The questions are a mixture of definition questions, placing a series of statements in sequential order using letter codes (for example the formation of a waterfall) or which is the ‘odd one out’, which allows varying topics and processes to be revisited; while maintaining the fast-paced style.
This quiz is completed for two of the three lessons, with the final attempt of the same quiz being a test. Each lesson the questions that students answer incorrectly are tracked to provide interventions to improve learning. By making the activity a written one it has increased rigour, as suggested by Lemov (2010) and student buy-in as they see the link in how it is helping them to learn.
In the first week in my Year 10 class only six (out of 25) students scored greater than 9/12 in their test and only 14 improved their scores from attempt one to attempt three. However, by week four, using exactly the same format of a ‘Do Now’, except the weekly changing of the questions, in the same class 23 of the students had scored greater than nine by the end of the test and all 25 students had improved their scores from the original attempt.
This meant students experience success in geography from the very start and promotes a positive culture in the subject. This proved to me that consistency is vital to embedding classroom management techniques.
It was only on reading, ‘Teach Like a Champion’ (Lemov, 2010) that I started to really understand and start to apply ‘positive framing’ which is defined in Lemov (2010) as, ‘guiding students to do better work while motivating and inspiring them by using a positive tone to deliver constructive feedback’.
During the ‘Do Now’, I narrate the positives, linked to the consistent approach, which in turn helps to provide clarity and highlights good classroom management. I always make sure as students enter the room I am providing positive statements of encouragement such as, ‘thank you for giving 100% having started writing’, ‘I know we are going to beat our scores from last time’ and ‘superb start from…’.
There are many classroom management ideas and each can have profound improvements when implemented well through strong school leaders.
First impressions count for any practitioner and as teachers we are lucky enough to have first impressions of a lesson every time students arrive. If the start is effectively led through clarity of instruction, consistent expectations and activities and in a positively framed way then that will help start to create an effectively managed and positive classroom environment which will allow students to succeed.
Since carrying out the systems above the number of students in the department achieving a higher score at the end of the week than the start is 95% and the number of behaviour warnings given at the start of the lesson has decreased to around one a week, a 90% reduction.
One student who was always disorganised at the start of the lesson, which then manifested into more negative behaviour as the lesson continued has now improved his focus as he knows exactly what is required of him at the start which enables a smooth transition into the main part of the lesson.
There has also been an increased sense of ownership in student work throughout the lessons as we are noticing that students are now more eager to learn the content, which makes recalling the quiz questions when they later appear much easier.
Richard is a current participant in our 2017 Teaching Leaders Secondary cohort.

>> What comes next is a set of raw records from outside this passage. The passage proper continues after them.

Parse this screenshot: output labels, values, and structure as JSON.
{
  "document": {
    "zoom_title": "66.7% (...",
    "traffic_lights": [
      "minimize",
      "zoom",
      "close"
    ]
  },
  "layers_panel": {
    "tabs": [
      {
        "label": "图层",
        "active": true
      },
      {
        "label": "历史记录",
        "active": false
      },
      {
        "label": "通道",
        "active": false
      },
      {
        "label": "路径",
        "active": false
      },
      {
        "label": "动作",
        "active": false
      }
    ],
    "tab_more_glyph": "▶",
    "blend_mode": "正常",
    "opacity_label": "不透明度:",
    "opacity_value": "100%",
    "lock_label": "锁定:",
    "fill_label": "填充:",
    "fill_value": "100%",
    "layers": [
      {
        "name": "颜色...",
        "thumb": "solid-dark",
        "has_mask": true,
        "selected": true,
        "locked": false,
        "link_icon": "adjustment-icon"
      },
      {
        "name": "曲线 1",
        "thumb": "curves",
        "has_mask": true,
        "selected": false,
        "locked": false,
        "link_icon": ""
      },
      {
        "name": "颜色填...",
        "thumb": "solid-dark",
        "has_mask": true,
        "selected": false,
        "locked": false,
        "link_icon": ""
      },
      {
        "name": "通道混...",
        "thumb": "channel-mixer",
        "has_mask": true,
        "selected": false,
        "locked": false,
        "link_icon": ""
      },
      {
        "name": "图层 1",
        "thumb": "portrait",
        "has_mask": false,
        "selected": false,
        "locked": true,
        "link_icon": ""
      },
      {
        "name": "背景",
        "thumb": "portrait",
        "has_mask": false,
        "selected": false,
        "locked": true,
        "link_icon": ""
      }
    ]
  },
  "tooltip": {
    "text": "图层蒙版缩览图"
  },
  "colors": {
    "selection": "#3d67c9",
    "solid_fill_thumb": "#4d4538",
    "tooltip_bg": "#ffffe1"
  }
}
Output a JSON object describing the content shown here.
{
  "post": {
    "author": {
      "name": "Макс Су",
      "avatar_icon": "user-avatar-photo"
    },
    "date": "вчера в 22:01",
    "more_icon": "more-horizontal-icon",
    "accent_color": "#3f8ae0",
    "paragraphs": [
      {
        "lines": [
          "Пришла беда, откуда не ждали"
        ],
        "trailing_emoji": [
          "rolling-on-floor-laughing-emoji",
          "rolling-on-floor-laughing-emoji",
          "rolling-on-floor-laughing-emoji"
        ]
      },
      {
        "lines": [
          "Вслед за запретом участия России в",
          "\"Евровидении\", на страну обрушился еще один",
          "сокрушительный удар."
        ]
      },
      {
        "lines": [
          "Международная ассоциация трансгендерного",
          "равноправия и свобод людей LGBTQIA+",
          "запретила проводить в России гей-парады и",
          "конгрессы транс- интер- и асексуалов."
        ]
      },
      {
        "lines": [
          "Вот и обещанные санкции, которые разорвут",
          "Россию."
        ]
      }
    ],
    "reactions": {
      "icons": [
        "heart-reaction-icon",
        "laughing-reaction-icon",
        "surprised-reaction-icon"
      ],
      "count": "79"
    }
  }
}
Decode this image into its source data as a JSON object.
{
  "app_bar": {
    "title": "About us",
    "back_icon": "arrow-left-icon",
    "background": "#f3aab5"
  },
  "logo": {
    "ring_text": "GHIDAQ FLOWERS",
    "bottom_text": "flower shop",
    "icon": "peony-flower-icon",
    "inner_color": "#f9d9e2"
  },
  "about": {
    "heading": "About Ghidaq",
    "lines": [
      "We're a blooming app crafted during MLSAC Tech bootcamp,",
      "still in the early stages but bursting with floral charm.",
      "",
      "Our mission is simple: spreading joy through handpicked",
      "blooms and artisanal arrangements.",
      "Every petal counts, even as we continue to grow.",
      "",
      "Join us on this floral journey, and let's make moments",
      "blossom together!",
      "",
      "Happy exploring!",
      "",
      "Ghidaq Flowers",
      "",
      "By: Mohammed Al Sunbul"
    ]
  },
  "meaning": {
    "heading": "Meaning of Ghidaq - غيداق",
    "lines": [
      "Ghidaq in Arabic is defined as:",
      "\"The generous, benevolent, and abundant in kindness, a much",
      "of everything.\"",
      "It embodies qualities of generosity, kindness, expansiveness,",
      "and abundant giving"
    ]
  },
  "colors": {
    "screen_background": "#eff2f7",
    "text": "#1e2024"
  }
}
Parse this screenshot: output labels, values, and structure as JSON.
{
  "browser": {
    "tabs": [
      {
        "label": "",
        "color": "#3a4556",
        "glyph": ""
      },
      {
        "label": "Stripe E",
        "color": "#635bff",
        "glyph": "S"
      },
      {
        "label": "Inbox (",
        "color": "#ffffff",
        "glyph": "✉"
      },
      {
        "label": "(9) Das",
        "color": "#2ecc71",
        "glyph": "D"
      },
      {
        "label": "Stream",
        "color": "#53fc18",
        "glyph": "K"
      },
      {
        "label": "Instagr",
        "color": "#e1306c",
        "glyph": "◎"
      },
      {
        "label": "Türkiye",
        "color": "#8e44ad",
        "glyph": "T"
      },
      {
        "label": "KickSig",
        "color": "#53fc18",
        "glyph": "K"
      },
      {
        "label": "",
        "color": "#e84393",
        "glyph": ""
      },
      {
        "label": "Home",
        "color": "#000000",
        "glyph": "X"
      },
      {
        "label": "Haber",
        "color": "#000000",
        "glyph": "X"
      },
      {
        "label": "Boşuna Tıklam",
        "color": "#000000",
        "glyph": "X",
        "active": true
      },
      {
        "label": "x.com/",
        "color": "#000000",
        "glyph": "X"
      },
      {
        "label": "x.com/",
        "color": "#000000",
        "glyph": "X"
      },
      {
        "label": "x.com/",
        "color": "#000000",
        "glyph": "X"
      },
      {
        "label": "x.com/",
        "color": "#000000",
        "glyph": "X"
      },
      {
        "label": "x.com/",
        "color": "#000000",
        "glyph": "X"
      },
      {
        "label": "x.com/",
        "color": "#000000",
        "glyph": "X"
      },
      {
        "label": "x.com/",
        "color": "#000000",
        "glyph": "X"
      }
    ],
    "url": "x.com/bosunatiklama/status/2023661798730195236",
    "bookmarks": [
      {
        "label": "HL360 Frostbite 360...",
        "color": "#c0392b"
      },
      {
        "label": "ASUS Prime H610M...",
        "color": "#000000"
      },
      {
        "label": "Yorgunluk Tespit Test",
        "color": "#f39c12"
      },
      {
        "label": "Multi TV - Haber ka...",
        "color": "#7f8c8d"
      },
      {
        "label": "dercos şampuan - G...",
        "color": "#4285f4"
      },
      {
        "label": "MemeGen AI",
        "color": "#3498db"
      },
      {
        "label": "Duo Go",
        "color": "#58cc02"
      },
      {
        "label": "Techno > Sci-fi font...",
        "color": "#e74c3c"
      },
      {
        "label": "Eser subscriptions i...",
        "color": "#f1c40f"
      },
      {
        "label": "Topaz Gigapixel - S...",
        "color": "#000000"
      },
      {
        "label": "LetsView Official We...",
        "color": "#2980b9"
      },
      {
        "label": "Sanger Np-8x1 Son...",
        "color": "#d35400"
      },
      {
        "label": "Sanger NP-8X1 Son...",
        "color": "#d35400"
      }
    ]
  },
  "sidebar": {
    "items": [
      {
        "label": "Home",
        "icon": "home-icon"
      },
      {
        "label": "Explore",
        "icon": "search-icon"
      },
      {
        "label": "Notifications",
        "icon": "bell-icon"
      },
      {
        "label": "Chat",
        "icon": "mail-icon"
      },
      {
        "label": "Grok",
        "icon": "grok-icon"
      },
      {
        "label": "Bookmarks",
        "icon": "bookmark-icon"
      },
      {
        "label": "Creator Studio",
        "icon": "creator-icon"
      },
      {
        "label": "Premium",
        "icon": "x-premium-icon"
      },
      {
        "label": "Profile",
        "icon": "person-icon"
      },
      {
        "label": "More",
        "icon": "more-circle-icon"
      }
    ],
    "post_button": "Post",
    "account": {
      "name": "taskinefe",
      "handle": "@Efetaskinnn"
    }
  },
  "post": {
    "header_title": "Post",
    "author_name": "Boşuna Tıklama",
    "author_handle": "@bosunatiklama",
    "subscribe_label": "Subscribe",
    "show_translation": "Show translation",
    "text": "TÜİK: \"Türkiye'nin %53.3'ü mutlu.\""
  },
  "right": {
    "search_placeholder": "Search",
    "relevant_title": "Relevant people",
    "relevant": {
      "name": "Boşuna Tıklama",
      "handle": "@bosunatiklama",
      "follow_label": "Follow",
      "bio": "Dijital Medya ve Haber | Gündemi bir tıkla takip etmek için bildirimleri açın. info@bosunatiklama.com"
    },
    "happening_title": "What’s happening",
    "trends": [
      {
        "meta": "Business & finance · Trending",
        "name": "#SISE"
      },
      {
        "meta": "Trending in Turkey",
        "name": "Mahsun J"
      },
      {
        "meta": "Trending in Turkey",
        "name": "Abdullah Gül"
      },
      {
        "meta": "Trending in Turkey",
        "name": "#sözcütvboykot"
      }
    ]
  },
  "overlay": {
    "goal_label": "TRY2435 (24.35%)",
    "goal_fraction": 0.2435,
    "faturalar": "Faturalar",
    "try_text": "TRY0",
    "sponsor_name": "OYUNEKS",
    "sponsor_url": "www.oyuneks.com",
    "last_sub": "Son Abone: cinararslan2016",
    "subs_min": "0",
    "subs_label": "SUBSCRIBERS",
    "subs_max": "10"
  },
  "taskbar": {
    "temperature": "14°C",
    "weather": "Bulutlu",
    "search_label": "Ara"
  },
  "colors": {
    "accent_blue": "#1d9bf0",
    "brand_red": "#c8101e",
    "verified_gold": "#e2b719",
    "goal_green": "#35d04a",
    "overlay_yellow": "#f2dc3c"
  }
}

Teaching Leaders is a leadership development programme for high-potential middle leaders looking to improve pupil outcomes and increase their impact as a leader.
This article first appeared in SecEd and then the website of Ambition School Leadership. In March 2019, the Institute for Teaching merged with Ambition School Leadership to form Ambition Institute.